This requires the provision of resources that go far beyond capital. Know-how and networks are two examples. Or quite simply: time. What is the relationship between investment managers and portfolio companies? Do you get the face time when you need it? Which should be questioned and challenged beforehand.

If the process of “raising equity” is reasonably successful, opportunities to talk to a number of investors at length will arise too. Anyone who does not go into these discussions conscientiously prepared, comparing background research with the perceived personal chemistry, asking critical questions acts negligently. As a co-shareholder, the equity investor should, at a minmum, provide reliable advice on strategic issues and problems. Anyone who does not meet these requirements does not belong on the list of shareholders.

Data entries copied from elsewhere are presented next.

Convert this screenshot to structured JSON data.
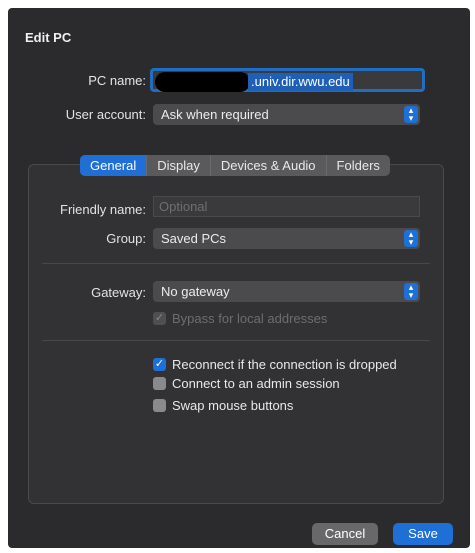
{
  "window": {
    "title": "Edit PC"
  },
  "form": {
    "pc_name_label": "PC name:",
    "pc_name_value": ".univ.dir.wwu.edu",
    "user_account_label": "User account:",
    "user_account_value": "Ask when required"
  },
  "tabs": [
    {
      "label": "General",
      "active": true
    },
    {
      "label": "Display"
    },
    {
      "label": "Devices & Audio"
    },
    {
      "label": "Folders"
    }
  ],
  "general": {
    "friendly_name_label": "Friendly name:",
    "friendly_name_placeholder": "Optional",
    "group_label": "Group:",
    "group_value": "Saved PCs",
    "gateway_label": "Gateway:",
    "gateway_value": "No gateway",
    "bypass_label": "Bypass for local addresses",
    "reconnect_label": "Reconnect if the connection is dropped",
    "admin_label": "Connect to an admin session",
    "swap_label": "Swap mouse buttons"
  },
  "buttons": {
    "cancel": "Cancel",
    "save": "Save"
  },
  "colors": {
    "accent": "#1e6fd6",
    "background": "#2b2b2d"
  }
}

It goes without saying that VCs and PEs differ in that VCs only ever acquire a minority stake in the company in question, whereas PEs usually secure a majority, which naturally influences the balance of power in the company. For this reason, private equity companies are more likely to be classified as corporate buyers and not as minority investors, which is usually the case when we talk about raising equity. No rule without exception, as this transaction involving the pet food manufacturer Barfer’s Wellfood shows.

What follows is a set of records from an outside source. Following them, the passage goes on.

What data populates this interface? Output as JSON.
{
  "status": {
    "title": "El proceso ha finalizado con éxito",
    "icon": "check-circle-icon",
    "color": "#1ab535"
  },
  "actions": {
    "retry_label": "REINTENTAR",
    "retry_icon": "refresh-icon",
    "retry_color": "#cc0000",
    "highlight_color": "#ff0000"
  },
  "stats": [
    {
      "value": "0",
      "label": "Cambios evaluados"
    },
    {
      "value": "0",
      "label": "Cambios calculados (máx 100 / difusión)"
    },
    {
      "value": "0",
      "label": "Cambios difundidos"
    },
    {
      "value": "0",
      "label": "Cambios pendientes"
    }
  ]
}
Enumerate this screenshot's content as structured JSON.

Similarly, one would not primarily think of “strategists” in this context, i.e. companies operating in the same segment. Don’t strategists always buy majority stakes in companies? Not at all, as evidenced by the minority stake bought by 3 strategists in former agency and current B2B SaaS player AX Semantics.

Many strategists have already founded investment companies specifically for the purpose of taking minority stakes. For good reasons: in quite a few cases it can make a lot of sense for an early stage company phase to enter into these kind of strategic partnerships.

Therefor, the question which partners are most likely to create synergies may easily arise in the case of minority investments.

Synergies are a good keyword because they almost always exist – and of course always turn out differently. In addition to a well-prepared investment case from the outset, understanding – and communicating – synergies is the best way to attract equity investors (as well as corporate buyers). The business angel always has a professional or investment history to refer to, private equity investors always pursue a strategy that you should be aware of and in turn often look for companies that fit in with existing portfolio companies. As for strategists, it goes without saying that you should know well how they are positioned – and where there are “strategic gaps” – even before you cautiously (but always confidently) knock on their door for capital.

Take aways

Don’t let yourself go crazy. The biggest challenge is always to stay calm. First and foremost, investors want transparency about the past, good prospects for the future and a team they can rely on. This set of information is the very similar for all investors, even when it comes to loans and credits. Equity capital investors take a greater risk, here the individuals are just as important as the legal entity they manage. In this case “story” means a logical narrative arc that identifies opportunities. More thoughts on this topic can be found here (albeit only in German)

If, as an important cherry on top, so to speak, you also understand who you are contacting as a potential investor, where this party comes from and is heading to, and perhaps even listen carefully during the initial discussions, your equity fundraising is well on its way.

You are a shareholder of a medium-sized company or start-up and would like to get a second opinion on your transaction project?